A regional recall has been in effect for these airbags since 2002, but a national recall was demanded by the U.S. Department of Transportation’s National Highway Traffic Safety Administration (NHTSA) in November of 2014.  Because Takata supplies airbags to multiple car manufacturers, over seven million vehicles are affected.  Defective airbags were installed in cars from model years 2002 through 2008, and include cars manufactured by BMW, Chrysler, Ford, Honda, Mazda, Nissan, Toyota, and Mitsubishi.  For statements about the airbags relating to each manufacturer, please click here.  Further, a comprehensive chart of affected vehicles known to contain defective Takata airbags can be accessed here.

Because of the seriousness of the injuries that defective airbags like this can cause, drivers are able to use their vehicle identification numbers (VIN) to see if there is a recall for their car or motorcycle.  By looking at the dashboard on the driver’s side of the vehicle, drivers can find the VIN and enter that seventeen digit number into the field on the website.  This will tell if there is any recall on your vehicle, including a recall for the faulty Tataka airbags.  This will also explain what further action, if any, needs to be taken.  You can search for your vehicle here.

While the recall is being aggressively pursued nationally and internationally, drivers of affected vehicles in warmer areas such as Florida, Puerto Rico, southeastern Texas, Alabama, Mississippi, Georgia, and Louisiana are urged to act promptly, as the problem appears to be related to extended exposure to consistently high humidity and temperatures.

Further complicating the issue is the number of vehicles that have faulty airbags.
Because that number is so high (well over seven million), some manufacturers are not notifying drivers that their vehicles need to be recalled because they would be unable to provide replacement airbags.  For example, Honda is sending out recall notifications only when replacement parts become available, prioritizing drivers located in warm, humid areas.3  It is unclear how long it will take for proper airbags to be replaced in all of the affected vehicles.
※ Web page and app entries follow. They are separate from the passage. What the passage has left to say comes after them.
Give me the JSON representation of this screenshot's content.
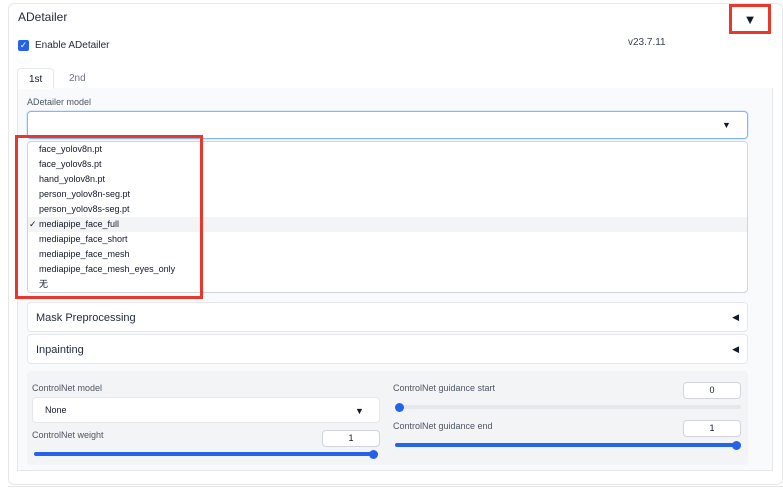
{
  "panel": {
    "title": "ADetailer",
    "collapse_icon": "▼",
    "enable_label": "Enable ADetailer",
    "enable_checked": true,
    "version": "v23.7.11"
  },
  "tabs": [
    {
      "label": "1st",
      "active": true
    },
    {
      "label": "2nd",
      "active": false
    }
  ],
  "model": {
    "label": "ADetailer model",
    "value": "",
    "options": [
      "face_yolov8n.pt",
      "face_yolov8s.pt",
      "hand_yolov8n.pt",
      "person_yolov8n-seg.pt",
      "person_yolov8s-seg.pt",
      "mediapipe_face_full",
      "mediapipe_face_short",
      "mediapipe_face_mesh",
      "mediapipe_face_mesh_eyes_only",
      "无"
    ],
    "selected_option": "mediapipe_face_full",
    "check_mark": "✓",
    "dropdown_icon": "caret-down-icon"
  },
  "accordions": [
    {
      "label": "Mask Preprocessing",
      "arrow": "◀"
    },
    {
      "label": "Inpainting",
      "arrow": "◀"
    }
  ],
  "controlnet": {
    "model_label": "ControlNet model",
    "model_value": "None",
    "weight_label": "ControlNet weight",
    "weight_value": "1",
    "weight_fraction": 1.0,
    "guidance_start_label": "ControlNet guidance start",
    "guidance_start_value": "0",
    "guidance_start_fraction": 0.0,
    "guidance_end_label": "ControlNet guidance end",
    "guidance_end_value": "1",
    "guidance_end_fraction": 1.0
  },
  "colors": {
    "accent": "#2563eb",
    "highlight_box": "#e8372b"
  }
}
In response to this situation, NHTSA has called for vehicle manufacturers that use Tataka airbags and Tataka itself to file, under oath, detailed reports about the testing of airbags.  The goal is to determine what Tataka has done to control and mitigate the risk posed by these defective airbags.  The agency is also calling for further testing so that future incidents can be prevented.  More information on the agency’s response to the situation can be found here.

The U.S. Transportation Department has also set up a seven-member panel to investigate Tataka and identify the specific issues that have caused the airbag defects.  The panel, which includes government officials and business executives, will be testing the products that Tataka uses to make the airbags, as well as determining how defects of this kind are reported within the company.4

The bottom line, the automobile airbags manufactured by Tataka can pose a serious threat to drivers and passengers of vehicles that have them installed.  Check your vehicle’s identification number and the list of affected vehicles to determine whether your vehicle contains defective airbags. It is important that the appropriate steps are taken so that you are not putting yourself and your passengers at risk of serious bodily injury.

If you or a loved one have been injured or sustained property damage as a result of an exploding airbag, contact the New Jersey Lawyers for injuries from dangerous products at the Clark Law Firm.